Temperatures hovered in the low 80s Thursday, but the children at Sea Isle City’s Dealy Park recreation complex seemed to have winter on their minds.
Clad in the orange and black colors of the Philadelphia Flyers, they were practicing their hockey moves under the direction of legendary former Flyer Bob “Hound” Kelly.
“Good job. That’s perfect,” Kelly shouted in encouragement.
The scene was Sea Isle’s “Hooked on Hockey” clinic, a popular annual event that city officials estimate started about 15 years ago.
“Families book their summer vacations here based on this event. Even in dreadfully hot weather, they’re here,” explained Cheryl Castor, the assistant superintendent of the city’s Division of Recreation, which organizes the clinic with the Flyers.

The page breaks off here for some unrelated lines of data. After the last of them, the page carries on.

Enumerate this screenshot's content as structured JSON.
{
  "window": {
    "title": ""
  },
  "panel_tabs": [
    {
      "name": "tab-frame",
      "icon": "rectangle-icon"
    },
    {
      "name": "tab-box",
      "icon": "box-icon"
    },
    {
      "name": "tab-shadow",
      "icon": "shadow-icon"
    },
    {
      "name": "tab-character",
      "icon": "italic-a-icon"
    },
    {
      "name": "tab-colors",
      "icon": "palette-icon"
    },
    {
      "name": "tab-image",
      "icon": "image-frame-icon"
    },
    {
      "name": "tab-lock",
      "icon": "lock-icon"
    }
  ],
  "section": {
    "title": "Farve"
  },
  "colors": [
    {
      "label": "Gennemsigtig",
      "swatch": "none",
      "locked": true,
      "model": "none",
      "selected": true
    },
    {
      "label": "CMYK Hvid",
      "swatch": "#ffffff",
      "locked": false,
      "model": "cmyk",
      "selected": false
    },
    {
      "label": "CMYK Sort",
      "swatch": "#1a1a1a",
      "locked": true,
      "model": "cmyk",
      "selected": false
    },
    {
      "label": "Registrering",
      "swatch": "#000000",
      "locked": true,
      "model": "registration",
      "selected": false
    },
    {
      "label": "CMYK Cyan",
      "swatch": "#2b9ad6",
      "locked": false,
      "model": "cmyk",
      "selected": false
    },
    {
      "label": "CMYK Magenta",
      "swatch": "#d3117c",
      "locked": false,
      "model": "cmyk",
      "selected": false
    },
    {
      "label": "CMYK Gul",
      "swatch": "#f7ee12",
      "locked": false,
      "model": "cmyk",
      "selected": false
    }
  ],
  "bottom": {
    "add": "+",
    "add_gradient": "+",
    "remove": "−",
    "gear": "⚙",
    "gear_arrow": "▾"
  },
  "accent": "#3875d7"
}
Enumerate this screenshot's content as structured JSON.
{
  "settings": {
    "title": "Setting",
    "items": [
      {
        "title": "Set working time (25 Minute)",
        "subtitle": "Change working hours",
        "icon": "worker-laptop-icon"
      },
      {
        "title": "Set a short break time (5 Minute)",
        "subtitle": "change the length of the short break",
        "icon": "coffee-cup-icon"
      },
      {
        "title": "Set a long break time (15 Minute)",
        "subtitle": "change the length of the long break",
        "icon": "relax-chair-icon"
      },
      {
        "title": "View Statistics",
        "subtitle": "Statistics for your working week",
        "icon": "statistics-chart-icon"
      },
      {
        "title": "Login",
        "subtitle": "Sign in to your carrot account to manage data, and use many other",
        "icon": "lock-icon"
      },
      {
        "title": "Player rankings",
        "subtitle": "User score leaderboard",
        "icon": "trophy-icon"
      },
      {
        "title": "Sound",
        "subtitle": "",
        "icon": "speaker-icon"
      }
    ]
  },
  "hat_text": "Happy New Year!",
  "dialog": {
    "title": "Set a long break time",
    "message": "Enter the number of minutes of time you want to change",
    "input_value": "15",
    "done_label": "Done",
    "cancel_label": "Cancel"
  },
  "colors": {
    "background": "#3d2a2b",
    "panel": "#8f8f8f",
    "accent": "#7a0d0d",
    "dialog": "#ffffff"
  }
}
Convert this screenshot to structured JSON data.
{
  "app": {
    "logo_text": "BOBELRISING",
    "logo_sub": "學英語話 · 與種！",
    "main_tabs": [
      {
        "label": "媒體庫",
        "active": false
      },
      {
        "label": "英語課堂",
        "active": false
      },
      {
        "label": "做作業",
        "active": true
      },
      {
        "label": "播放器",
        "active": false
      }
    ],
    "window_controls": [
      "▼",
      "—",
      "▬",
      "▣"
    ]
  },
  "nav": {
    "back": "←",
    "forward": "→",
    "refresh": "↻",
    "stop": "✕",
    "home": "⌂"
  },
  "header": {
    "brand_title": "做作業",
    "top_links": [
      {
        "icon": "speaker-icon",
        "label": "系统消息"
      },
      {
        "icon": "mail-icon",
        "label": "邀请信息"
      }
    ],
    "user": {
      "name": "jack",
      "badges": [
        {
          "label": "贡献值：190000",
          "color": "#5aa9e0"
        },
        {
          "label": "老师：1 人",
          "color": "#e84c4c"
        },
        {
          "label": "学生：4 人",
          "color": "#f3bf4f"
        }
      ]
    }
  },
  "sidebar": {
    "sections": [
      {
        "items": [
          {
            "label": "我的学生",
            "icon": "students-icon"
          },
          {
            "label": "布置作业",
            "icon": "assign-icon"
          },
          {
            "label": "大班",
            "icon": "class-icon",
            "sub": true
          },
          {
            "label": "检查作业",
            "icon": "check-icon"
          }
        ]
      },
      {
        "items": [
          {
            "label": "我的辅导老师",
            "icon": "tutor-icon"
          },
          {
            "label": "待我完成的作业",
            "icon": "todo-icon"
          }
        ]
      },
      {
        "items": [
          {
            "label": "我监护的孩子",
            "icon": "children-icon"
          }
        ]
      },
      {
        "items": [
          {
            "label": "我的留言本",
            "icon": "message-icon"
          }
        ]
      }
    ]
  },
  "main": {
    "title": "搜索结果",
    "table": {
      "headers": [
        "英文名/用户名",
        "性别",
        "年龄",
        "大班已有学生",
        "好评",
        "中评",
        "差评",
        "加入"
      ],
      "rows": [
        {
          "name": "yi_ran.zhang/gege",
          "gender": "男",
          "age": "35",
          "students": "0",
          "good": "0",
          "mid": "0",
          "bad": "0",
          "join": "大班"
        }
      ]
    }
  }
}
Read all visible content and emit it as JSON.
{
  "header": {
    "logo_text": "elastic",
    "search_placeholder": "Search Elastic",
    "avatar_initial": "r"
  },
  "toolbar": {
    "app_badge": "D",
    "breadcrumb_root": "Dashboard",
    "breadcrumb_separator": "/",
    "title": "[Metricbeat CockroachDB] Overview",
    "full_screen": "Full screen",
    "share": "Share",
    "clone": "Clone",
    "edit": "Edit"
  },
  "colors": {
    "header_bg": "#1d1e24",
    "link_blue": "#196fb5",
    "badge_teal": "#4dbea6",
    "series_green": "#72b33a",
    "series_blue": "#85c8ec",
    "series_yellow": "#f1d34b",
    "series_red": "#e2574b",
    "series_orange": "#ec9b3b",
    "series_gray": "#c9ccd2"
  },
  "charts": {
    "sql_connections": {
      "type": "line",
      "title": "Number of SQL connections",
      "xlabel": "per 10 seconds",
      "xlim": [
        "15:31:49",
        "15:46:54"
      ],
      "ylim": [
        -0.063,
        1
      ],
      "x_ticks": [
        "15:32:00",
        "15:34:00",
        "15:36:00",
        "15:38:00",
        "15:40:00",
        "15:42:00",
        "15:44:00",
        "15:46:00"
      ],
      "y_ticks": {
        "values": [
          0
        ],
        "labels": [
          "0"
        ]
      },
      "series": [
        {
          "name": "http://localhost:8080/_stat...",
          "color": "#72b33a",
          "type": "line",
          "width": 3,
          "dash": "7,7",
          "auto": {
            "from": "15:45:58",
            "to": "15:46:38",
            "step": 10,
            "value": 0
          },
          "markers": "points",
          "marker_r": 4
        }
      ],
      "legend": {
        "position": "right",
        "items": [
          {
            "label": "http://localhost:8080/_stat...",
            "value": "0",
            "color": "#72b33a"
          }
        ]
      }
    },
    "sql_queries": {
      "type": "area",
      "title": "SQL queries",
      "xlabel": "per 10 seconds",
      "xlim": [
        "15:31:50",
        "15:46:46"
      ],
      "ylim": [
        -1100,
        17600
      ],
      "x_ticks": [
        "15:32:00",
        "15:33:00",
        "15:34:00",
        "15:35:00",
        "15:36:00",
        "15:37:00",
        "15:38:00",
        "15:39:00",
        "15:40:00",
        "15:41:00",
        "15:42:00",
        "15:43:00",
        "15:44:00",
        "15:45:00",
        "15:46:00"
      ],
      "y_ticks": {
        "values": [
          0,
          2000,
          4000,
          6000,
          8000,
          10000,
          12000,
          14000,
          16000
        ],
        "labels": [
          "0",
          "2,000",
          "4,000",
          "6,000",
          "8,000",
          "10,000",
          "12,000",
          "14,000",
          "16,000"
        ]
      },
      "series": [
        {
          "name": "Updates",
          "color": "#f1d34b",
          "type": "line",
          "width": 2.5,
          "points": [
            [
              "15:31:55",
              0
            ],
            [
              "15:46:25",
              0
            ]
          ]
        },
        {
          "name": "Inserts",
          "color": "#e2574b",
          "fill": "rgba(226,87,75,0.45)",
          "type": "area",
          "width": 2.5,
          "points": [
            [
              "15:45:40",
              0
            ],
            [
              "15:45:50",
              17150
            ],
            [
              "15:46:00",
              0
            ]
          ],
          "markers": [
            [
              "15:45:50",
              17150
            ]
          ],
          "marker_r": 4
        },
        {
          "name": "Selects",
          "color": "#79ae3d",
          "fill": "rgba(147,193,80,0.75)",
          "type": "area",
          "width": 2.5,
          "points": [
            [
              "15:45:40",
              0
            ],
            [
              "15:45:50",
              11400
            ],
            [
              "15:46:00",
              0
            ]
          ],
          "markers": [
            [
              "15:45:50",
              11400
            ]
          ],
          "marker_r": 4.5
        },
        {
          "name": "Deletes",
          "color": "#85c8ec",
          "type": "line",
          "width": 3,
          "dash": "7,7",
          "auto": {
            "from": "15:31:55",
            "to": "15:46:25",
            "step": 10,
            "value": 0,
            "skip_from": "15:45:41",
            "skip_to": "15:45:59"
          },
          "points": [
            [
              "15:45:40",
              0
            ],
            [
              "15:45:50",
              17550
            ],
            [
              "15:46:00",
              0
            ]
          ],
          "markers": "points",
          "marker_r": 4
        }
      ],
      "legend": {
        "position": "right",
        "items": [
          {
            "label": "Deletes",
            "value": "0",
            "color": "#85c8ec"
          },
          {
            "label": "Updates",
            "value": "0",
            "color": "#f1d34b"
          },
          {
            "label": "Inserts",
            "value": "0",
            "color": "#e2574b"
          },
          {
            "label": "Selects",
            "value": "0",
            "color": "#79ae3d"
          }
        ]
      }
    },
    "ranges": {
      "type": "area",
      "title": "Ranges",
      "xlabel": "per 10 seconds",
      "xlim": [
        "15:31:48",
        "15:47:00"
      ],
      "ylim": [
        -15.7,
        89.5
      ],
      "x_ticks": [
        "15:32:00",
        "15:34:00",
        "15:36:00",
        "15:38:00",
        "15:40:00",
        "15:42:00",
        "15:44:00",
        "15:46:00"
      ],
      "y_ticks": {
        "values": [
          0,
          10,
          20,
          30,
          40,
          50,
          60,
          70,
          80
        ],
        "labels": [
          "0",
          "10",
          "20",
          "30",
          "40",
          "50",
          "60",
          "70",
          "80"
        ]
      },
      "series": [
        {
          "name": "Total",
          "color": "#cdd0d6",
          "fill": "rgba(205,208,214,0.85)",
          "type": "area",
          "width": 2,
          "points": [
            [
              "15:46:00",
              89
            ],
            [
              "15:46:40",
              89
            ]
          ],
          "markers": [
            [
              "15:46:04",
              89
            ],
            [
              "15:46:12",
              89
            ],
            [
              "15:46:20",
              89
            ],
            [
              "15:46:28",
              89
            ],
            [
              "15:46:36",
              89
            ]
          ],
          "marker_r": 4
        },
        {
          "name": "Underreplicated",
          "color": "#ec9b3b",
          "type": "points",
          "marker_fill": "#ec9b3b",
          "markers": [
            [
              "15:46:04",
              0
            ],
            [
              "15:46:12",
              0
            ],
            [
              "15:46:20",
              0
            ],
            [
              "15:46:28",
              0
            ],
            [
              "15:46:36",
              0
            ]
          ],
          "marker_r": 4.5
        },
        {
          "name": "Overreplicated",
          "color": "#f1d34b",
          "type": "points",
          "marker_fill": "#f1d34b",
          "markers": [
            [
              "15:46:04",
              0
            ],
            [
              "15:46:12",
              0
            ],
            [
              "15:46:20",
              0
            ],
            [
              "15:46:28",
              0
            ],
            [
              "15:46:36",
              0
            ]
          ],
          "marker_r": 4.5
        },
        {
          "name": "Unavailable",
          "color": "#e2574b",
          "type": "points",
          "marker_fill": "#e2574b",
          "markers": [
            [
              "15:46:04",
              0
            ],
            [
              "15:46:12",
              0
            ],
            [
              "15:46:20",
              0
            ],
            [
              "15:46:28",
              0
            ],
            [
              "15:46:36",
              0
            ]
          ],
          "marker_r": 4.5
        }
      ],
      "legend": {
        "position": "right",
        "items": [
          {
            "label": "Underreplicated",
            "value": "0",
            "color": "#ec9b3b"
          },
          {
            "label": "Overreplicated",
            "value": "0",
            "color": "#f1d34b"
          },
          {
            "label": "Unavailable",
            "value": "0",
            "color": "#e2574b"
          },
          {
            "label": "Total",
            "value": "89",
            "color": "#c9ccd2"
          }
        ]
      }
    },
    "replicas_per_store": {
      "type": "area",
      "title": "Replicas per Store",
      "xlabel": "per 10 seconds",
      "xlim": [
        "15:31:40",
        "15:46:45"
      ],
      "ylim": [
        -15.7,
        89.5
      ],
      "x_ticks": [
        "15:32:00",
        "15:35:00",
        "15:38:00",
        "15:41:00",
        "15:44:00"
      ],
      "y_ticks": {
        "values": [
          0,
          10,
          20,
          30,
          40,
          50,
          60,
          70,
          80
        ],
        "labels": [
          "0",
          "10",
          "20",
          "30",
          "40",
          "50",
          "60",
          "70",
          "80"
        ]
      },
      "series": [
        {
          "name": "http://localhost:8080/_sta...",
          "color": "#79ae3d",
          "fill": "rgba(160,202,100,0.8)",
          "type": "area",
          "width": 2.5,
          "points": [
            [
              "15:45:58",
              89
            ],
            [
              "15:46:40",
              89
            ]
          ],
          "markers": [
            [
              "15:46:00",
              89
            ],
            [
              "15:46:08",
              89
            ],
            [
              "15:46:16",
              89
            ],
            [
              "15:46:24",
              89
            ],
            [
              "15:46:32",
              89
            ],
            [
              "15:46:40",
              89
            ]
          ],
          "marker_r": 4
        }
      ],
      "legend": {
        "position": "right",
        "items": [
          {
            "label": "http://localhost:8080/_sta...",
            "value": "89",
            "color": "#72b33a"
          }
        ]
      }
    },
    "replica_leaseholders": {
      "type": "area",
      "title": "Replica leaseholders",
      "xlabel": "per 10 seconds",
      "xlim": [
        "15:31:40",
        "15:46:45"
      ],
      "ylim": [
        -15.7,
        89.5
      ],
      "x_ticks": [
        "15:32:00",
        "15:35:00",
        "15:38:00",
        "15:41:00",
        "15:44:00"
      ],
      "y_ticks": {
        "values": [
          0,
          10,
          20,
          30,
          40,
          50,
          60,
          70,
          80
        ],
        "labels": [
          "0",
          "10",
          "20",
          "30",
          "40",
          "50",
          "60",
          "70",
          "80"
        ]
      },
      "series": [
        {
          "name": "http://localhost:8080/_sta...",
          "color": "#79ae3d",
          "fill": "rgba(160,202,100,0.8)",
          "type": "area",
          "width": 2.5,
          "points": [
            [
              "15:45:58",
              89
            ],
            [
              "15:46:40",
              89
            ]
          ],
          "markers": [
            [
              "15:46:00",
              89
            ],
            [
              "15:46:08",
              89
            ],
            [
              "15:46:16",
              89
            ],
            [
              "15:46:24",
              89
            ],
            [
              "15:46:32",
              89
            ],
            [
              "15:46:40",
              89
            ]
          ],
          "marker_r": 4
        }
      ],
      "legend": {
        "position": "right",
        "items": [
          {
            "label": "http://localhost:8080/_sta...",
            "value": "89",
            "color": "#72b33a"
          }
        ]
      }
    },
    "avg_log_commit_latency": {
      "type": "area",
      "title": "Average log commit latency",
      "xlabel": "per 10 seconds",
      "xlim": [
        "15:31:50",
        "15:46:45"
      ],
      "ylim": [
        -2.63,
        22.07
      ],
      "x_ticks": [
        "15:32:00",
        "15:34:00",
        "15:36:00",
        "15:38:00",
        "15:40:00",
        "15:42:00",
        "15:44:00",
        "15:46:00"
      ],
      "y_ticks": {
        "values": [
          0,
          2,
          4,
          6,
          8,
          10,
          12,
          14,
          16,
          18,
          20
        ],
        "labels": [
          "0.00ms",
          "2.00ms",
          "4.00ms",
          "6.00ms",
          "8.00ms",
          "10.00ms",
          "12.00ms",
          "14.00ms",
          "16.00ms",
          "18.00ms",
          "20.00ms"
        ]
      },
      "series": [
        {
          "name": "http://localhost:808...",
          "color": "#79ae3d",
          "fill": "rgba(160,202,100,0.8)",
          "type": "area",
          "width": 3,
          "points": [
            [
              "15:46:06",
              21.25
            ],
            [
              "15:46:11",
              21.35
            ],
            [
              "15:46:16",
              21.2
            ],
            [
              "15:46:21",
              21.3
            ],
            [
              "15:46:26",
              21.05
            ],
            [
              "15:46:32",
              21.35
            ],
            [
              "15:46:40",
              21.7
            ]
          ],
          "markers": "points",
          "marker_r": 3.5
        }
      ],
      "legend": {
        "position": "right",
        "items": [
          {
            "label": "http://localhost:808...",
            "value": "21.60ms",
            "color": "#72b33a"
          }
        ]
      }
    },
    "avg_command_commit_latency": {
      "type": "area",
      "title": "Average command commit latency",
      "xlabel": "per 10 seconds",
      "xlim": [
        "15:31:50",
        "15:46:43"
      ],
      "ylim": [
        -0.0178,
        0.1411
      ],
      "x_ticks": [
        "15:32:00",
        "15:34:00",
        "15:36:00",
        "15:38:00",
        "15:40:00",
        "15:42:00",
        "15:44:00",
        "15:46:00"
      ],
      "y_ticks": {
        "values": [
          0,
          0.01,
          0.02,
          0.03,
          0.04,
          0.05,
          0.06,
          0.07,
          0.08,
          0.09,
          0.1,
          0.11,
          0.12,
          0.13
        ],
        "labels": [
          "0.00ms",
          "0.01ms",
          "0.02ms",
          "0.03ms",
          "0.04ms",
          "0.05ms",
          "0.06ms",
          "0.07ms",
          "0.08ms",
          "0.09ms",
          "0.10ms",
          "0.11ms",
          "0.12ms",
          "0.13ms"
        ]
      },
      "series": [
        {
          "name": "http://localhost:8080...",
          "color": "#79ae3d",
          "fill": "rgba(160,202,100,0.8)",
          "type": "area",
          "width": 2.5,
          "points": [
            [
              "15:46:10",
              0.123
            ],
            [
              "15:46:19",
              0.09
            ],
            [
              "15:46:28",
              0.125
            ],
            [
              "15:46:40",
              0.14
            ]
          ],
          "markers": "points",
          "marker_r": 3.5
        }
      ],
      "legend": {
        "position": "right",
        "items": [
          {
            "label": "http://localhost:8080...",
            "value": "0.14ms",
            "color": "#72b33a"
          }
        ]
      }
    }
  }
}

Castor added that the Flyers name and Kelly’s presence are two powerful draws.
The Bisson family, of Quebec City, Canada, stumbled upon the clinic Thursday while taking their vacation in Sea Isle.
Philippe Bisson, 13, who plays in a Canadian junior hockey league, practiced his moves under the watchful eyes of his parents and sister.
“It was fun,” Philippe said. “I liked learning how to shoot.”
Philippe’s mother and father, Nancy and Jean-Francois Bisson, recalled how their son started playing hockey when he was just 4 years old.
“He was very nervous when he started,” Jean-Francois Bisson said. “He was nervous that he would fall on the ice.”
As an incentive for him to continue playing, Bisson offered to buy his son a Montreal Canadiens jersey. But it turns out that Philippe’s favorite team is the Los Angeles Kings. He also likes the Flyers.
There certainly were a lot of Flyers fans at the clinic. Many of the children wore orange and black Flyers T-shirts embossed with the names of their favorite players on the back.
Dealy Field’s hockey rink doesn’t have ice, so the children play on a covered surface. They use balls instead of hockey pucks
The one-hour clinic teaches children between the ages of 6 and 12 the basic fundamentals of hockey, including stick handling, shooting and passing.
Kelly, who played left wing as a member of the Flyers’ famous “Broad Street Bullies” championship team of the 1970s, stressed that the children are under no pressure.
“They’re basically here to have fun first,” he said.
The 65-year-old Kelly, who retired in 1982, said he has been coming to Sea Isle since 1973 to promote hockey. He now serves as a Flyers ambassador, visiting schools and hockey clinics to teach children the importance of teamwork.
In the 1970s, there were only a dozen teams in the National Hockey League, Kelly recalled. Now, there are 30.
The growth of ice hockey in the United States has created more opportunities for young players, including the possibility of winning college scholarships to further their education, Kelly noted.
“They should use their hockey skills to get their education and go from there,” he said.